Does spending years cycling or running for long distances potentially damage someone’s heart?
Recent research involving athletes suggests that prolonged endurance sports like marathon running or cycling may indeed affect heart health, but not necessarily in a detrimental way. Two comprehensive studies (1,2) have examined the coronary arteries of endurance athletes and found a higher incidence of arterial plaques compared to less active individuals. However, these plaques seem to differ in composition from those in inactive people, potentially reducing the associated risks.
The studies, published in the journal Circulation, involved extensive examination of the hearts of hundreds of athletes and non-athletes. Researchers from Radboud University in the Netherlands and St. George’s University in London, among other institutions, conducted these studies. They employed advanced imaging techniques to analyze the composition of arterial plaques, which is crucial in determining their potential risk. Dense, calcified plaques are generally considered stable and less likely to cause heart attacks, unlike fatty, looser plaques.

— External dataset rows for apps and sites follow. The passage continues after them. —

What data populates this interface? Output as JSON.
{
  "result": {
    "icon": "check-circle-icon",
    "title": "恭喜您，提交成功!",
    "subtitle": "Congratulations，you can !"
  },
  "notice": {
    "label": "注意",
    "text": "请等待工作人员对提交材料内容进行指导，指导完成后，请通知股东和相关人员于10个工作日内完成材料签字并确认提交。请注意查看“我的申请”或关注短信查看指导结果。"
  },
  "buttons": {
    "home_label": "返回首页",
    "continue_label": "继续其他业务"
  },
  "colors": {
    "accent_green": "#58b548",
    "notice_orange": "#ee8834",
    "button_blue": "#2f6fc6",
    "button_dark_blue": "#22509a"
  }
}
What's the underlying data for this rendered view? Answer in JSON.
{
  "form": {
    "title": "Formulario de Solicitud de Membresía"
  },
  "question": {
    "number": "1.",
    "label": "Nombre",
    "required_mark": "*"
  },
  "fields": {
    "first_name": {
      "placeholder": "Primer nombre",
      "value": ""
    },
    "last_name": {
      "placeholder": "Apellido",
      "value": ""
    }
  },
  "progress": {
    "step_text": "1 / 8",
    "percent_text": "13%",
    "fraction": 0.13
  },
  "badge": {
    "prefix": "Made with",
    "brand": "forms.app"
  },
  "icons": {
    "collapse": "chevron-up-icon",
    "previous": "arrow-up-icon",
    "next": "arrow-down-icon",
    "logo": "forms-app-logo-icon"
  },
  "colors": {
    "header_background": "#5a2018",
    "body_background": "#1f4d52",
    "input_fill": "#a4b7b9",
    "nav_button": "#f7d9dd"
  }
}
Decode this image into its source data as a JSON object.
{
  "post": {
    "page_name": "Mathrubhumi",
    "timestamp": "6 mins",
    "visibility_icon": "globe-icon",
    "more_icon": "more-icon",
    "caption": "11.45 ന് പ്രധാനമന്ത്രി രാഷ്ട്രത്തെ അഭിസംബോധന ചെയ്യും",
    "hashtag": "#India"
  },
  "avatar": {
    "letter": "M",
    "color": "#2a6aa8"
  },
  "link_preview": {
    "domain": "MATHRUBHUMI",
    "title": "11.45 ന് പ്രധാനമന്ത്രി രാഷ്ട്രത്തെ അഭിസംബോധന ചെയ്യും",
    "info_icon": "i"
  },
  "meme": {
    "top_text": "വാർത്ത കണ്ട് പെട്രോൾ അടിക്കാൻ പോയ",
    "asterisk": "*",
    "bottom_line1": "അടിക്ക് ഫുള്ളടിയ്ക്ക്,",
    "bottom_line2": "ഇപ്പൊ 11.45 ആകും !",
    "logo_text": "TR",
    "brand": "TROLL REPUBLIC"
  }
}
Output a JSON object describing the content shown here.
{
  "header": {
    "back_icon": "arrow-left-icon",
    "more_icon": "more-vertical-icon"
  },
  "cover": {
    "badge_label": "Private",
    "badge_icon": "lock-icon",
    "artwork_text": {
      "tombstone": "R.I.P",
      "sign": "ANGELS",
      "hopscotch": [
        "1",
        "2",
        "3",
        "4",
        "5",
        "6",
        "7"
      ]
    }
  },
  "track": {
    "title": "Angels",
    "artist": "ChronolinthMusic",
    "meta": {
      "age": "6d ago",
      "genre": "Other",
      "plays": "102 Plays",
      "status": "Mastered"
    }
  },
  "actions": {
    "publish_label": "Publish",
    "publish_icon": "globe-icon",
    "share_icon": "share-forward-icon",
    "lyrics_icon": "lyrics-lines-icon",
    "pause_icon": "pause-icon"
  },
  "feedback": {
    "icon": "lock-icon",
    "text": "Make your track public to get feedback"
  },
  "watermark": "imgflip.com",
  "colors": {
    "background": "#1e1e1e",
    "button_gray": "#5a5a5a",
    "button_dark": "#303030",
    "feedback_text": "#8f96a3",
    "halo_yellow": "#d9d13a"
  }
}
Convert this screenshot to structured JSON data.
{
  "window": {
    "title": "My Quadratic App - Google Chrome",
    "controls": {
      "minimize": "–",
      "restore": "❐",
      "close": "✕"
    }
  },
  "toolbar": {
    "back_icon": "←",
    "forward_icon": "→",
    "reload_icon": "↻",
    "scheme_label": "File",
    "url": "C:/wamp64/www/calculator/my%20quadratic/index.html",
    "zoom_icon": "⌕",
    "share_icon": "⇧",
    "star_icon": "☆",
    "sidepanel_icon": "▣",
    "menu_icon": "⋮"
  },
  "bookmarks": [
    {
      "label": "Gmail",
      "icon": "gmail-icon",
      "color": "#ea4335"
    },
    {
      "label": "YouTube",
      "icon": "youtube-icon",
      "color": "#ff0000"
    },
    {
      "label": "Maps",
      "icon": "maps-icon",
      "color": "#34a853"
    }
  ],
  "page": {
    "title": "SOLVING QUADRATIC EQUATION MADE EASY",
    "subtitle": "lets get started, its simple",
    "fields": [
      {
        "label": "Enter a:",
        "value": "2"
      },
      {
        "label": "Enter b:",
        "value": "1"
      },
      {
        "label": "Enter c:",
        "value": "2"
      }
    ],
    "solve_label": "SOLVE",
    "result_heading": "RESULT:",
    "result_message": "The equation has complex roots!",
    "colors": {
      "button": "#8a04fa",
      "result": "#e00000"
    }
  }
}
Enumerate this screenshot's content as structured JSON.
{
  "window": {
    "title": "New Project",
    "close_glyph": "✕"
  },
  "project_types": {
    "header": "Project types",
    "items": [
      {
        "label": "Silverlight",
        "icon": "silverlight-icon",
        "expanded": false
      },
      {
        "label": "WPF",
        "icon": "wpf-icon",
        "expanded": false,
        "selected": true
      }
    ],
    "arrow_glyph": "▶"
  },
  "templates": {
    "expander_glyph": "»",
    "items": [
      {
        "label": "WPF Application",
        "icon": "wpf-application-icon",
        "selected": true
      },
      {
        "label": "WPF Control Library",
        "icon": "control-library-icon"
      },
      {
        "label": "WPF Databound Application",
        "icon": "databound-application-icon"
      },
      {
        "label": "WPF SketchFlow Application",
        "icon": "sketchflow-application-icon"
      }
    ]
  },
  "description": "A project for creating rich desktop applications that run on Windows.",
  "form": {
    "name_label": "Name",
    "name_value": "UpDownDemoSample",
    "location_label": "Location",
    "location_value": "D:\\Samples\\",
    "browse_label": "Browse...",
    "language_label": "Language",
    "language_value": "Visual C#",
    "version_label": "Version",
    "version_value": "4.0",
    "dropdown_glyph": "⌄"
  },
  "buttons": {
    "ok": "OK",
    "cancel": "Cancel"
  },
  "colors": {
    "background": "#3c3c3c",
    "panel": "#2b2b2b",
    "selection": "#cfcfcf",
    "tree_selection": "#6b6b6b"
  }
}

The results showed that long-term, intense exercise is associated with arterial plaques, especially in men. The more an individual exercised, the more likely their plaques were to be calcified and dense, suggesting a potentially lower risk profile compared to the fatty plaques found in less active people.
- While there's a correlation between exercise and coronary calcification, the nature of these plaques in athletes appears less dangerous than in less active people
- The studies don't definitively conclude that exercise causes these plaques or assess the long-term health risks for athletes with plaques